The Cold Hardy List!
- Dwarf Orinoco – can’t be beat! Nothing comes close. There are several sports.
- Dwarf Namwa – very good producer and grows in lower temps.
- Blue Java – the real one! 90% out there are fakes. Comes up early in spring!
- Pitu – a type of bluggoe. It makes tiny little fruit. I’m not crazy about the taste but it is fairly cold hardy.
- Dwarf Brazilian – one of my favorites. Love the taste! Also grows great in lower temps.
- Monthan – this will be the only variety on both the cold hardy and short cycle list! Wow. Very productive! Fast grower and flower to yellow fruit in 50-60 days. Amazing. I really enjoy both cooking and eating these ripe. It is becoming one of my favorite all around bananas.
- Raja Puri – they flower fairly fast but have a 3-4 month fill time.
- Virupakshi – “Hill Banana” tall but tolerates cold well.
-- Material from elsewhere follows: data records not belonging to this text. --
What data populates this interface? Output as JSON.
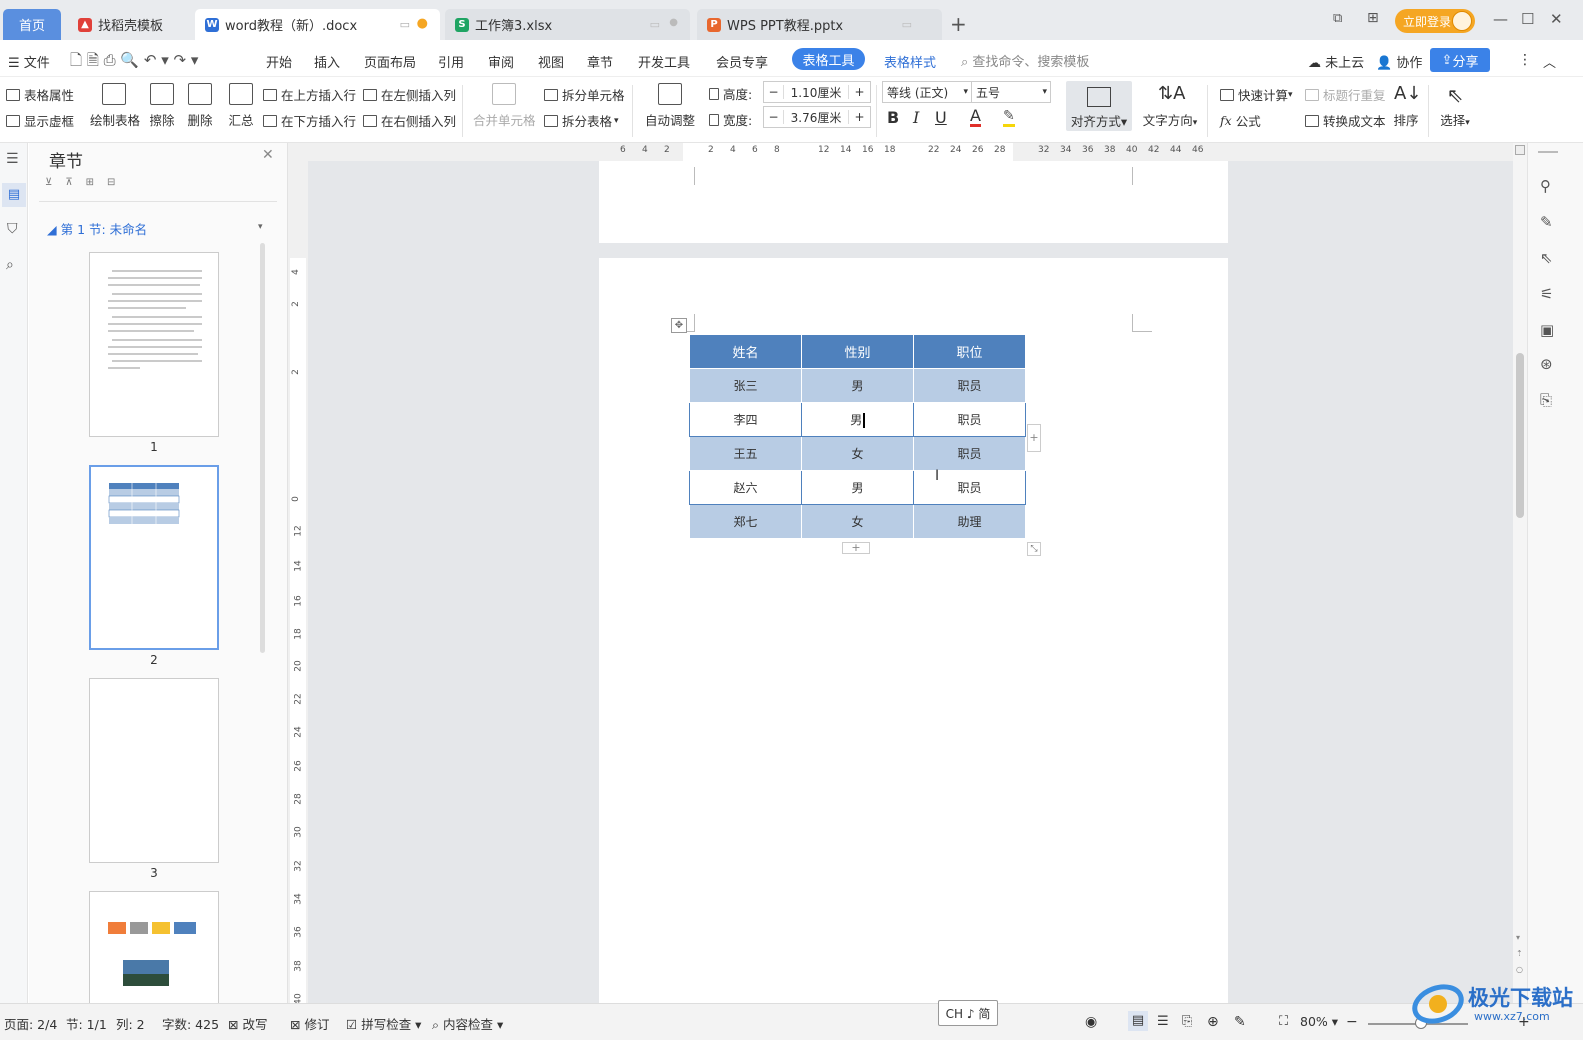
{
  "tabs": [
    {
      "label": "首页",
      "icon": "home"
    },
    {
      "label": "找稻壳模板",
      "icon": "docer-icon"
    },
    {
      "label": "word教程（新）.docx",
      "icon": "word-icon"
    },
    {
      "label": "工作簿3.xlsx",
      "icon": "excel-icon"
    },
    {
      "label": "WPS PPT教程.pptx",
      "icon": "ppt-icon"
    }
  ],
  "titlebar": {
    "login": "立即登录"
  },
  "menubar": {
    "file": "文件",
    "items": [
      "开始",
      "插入",
      "页面布局",
      "引用",
      "审阅",
      "视图",
      "章节",
      "开发工具",
      "会员专享"
    ],
    "active": "表格工具",
    "table_style": "表格样式",
    "search": "查找命令、搜索模板",
    "cloud": "未上云",
    "collab": "协作",
    "share": "分享"
  },
  "ribbon": {
    "table_props": "表格属性",
    "show_grid": "显示虚框",
    "draw_table": "绘制表格",
    "erase": "擦除",
    "delete": "删除",
    "summary": "汇总",
    "insert_above": "在上方插入行",
    "insert_below": "在下方插入行",
    "insert_left": "在左侧插入列",
    "insert_right": "在右侧插入列",
    "merge_cells": "合并单元格",
    "split_cells": "拆分单元格",
    "split_table": "拆分表格",
    "auto_adjust": "自动调整",
    "height_label": "高度:",
    "height_value": "1.10厘米",
    "width_label": "宽度:",
    "width_value": "3.76厘米",
    "font": "等线 (正文)",
    "size": "五号",
    "bold": "B",
    "italic": "I",
    "underline": "U",
    "font_color": "A",
    "align": "对齐方式",
    "text_dir": "文字方向",
    "quick_calc": "快速计算",
    "title_repeat": "标题行重复",
    "formula": "公式",
    "convert_text": "转换成文本",
    "sort": "排序",
    "select": "选择"
  },
  "nav": {
    "title": "章节",
    "section": "第 1 节: 未命名",
    "pages": [
      "1",
      "2",
      "3"
    ]
  },
  "ruler": {
    "h_ticks": [
      "6",
      "4",
      "2",
      "2",
      "4",
      "6",
      "8",
      "12",
      "14",
      "16",
      "18",
      "22",
      "24",
      "26",
      "28",
      "32",
      "34",
      "36",
      "38",
      "40",
      "42",
      "44",
      "46"
    ],
    "v_ticks": [
      "4",
      "2",
      "2",
      "0",
      "12",
      "14",
      "16",
      "18",
      "20",
      "22",
      "24",
      "26",
      "28",
      "30",
      "32",
      "34",
      "36",
      "38",
      "40"
    ]
  },
  "table": {
    "headers": [
      "姓名",
      "性别",
      "职位"
    ],
    "rows": [
      [
        "张三",
        "男",
        "职员"
      ],
      [
        "李四",
        "男",
        "职员"
      ],
      [
        "王五",
        "女",
        "职员"
      ],
      [
        "赵六",
        "男",
        "职员"
      ],
      [
        "郑七",
        "女",
        "助理"
      ]
    ]
  },
  "status": {
    "page": "页面: 2/4",
    "section": "节: 1/1",
    "col": "列: 2",
    "words": "字数: 425",
    "rewrite": "改写",
    "revise": "修订",
    "spell": "拼写检查",
    "content": "内容检查",
    "zoom": "80%",
    "ime": "CH ♪ 简"
  },
  "watermark": {
    "title": "极光下载站",
    "url": "www.xz7.com"
  },
  "colors": {
    "accent": "#3b82e8",
    "table_header": "#4f81bd",
    "table_band": "#b8cce4",
    "login": "#f5a623"
  }
}
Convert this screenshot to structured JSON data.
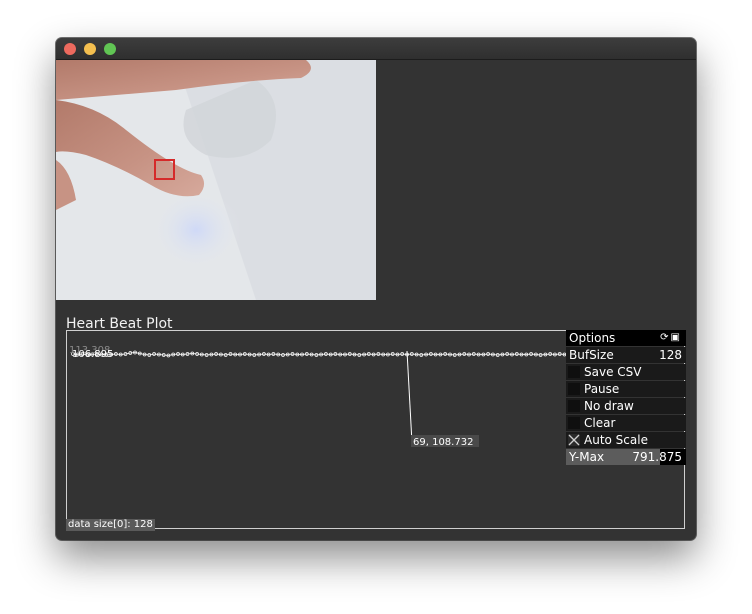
{
  "window": {
    "title": ""
  },
  "plot": {
    "title": "Heart Beat Plot",
    "labels": {
      "top_left": "106.895",
      "top_left_overlay": "113.308",
      "cursor": "69, 108.732"
    },
    "data_size": "data size[0]: 128"
  },
  "options": {
    "header": "Options",
    "icons": [
      "refresh-icon",
      "save-icon"
    ],
    "bufsize_label": "BufSize",
    "bufsize_value": "128",
    "items": [
      {
        "label": "Save CSV",
        "checked": false
      },
      {
        "label": "Pause",
        "checked": false
      },
      {
        "label": "No draw",
        "checked": false
      },
      {
        "label": "Clear",
        "checked": false
      },
      {
        "label": "Auto Scale",
        "checked": true
      }
    ],
    "ymax_label": "Y-Max",
    "ymax_value": "791.875",
    "ymax_fill": 0.78
  },
  "colors": {
    "background": "#333333",
    "roi": "#d52a2a",
    "plot_line": "#ffffff"
  },
  "chart_data": {
    "type": "line",
    "buffer_size": 128,
    "cursor_point": {
      "x": 69,
      "y": 108.732
    },
    "series": [
      {
        "values": [
          106.9,
          106.8,
          106.9,
          106.7,
          106.8,
          106.9,
          106.8,
          106.7,
          106.8,
          106.9,
          106.8,
          106.9,
          107.1,
          107.2,
          107.0,
          106.8,
          106.7,
          106.9,
          106.8,
          106.7,
          106.6,
          106.8,
          106.9,
          106.8,
          106.9,
          107.0,
          106.9,
          106.8,
          106.7,
          106.8,
          106.9,
          106.8,
          106.7,
          106.9,
          106.8,
          106.8,
          106.9,
          106.8,
          106.7,
          106.8,
          106.9,
          106.8,
          106.9,
          106.8,
          106.7,
          106.8,
          106.9,
          106.8,
          106.8,
          106.9,
          106.8,
          106.7,
          106.8,
          106.9,
          106.8,
          106.9,
          106.8,
          106.8,
          106.9,
          106.8,
          106.7,
          106.8,
          106.9,
          106.8,
          106.9,
          106.8,
          106.8,
          106.9,
          106.8,
          108.732,
          106.8,
          106.9,
          106.8,
          106.7,
          106.8,
          106.9,
          106.8,
          106.8,
          106.9,
          106.8,
          106.7,
          106.8,
          106.9,
          106.8,
          106.9,
          106.8,
          106.8,
          106.9,
          106.8,
          106.7,
          106.8,
          106.9,
          106.8,
          106.9,
          106.8,
          106.8,
          106.9,
          106.8,
          106.7,
          106.8,
          106.9,
          106.8,
          106.9,
          106.8,
          106.8,
          106.9,
          106.8,
          106.7,
          106.8,
          106.9,
          106.8,
          106.9,
          106.8,
          106.8,
          106.9,
          106.8,
          106.7,
          106.8,
          106.9,
          106.8,
          106.9,
          106.8,
          106.8,
          106.9,
          106.8,
          106.7,
          106.8,
          106.9
        ]
      }
    ]
  }
}
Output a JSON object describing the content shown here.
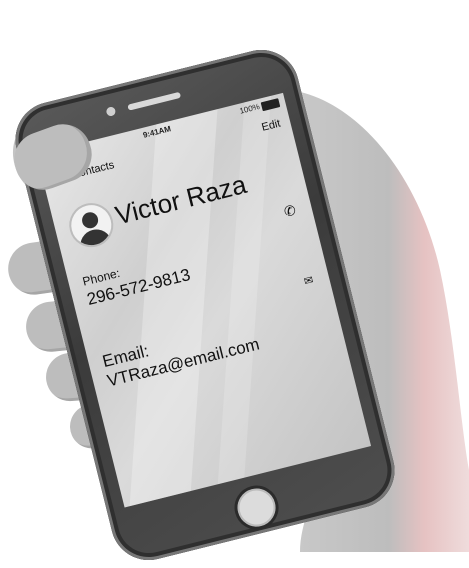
{
  "status_bar": {
    "signal": "••••",
    "time": "9:41AM",
    "battery": "100%"
  },
  "nav": {
    "back_label": "All Contacts",
    "edit_label": "Edit"
  },
  "contact": {
    "name": "Victor Raza",
    "phone_label": "Phone:",
    "phone_value": "296-572-9813",
    "email_label": "Email:",
    "email_value": "VTRaza@email.com"
  },
  "icons": {
    "wifi": "wifi-icon",
    "back": "chevron-left-icon",
    "avatar": "person-avatar-icon",
    "call": "phone-icon",
    "mail": "mail-icon",
    "home": "home-button"
  },
  "colors": {
    "phone_body": "#3b3b3b",
    "screen": "#d6d6d6",
    "text": "#111111",
    "hand": "#bdbdbd",
    "hand_tint": "#e8b8b8"
  }
}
I have been cutting them back before winter just to shorten them. If not they will weaken and break/bend over. My 2nd favorite tasting banana. Taste makes it worth the extra effort.
- Saba – loves coastal areas. Has a long cycle so has to be timed just right.
- Mysore – does better in the west cost or areas where the temp doesn’t drop below freezing much. It is also very tall. Fruit have a “berry-like” flavor and are very good. Must have for west cost or FL growers.
I’m sure I will be editing this list as time goes by. For me and most growers that deal with a winter it’s all about timing! If I allow a pup to grow in early June. It will be large enough to survive winter and flower in early summer. Counting winter in my zone 8b it takes about 300-350 days to flower a plant. Then another 40-120 days to fill/ripen it. So get your timing down and you will see success. Don’t be disappointed by early failures. It takes time and a few years to get the plants established and timing down.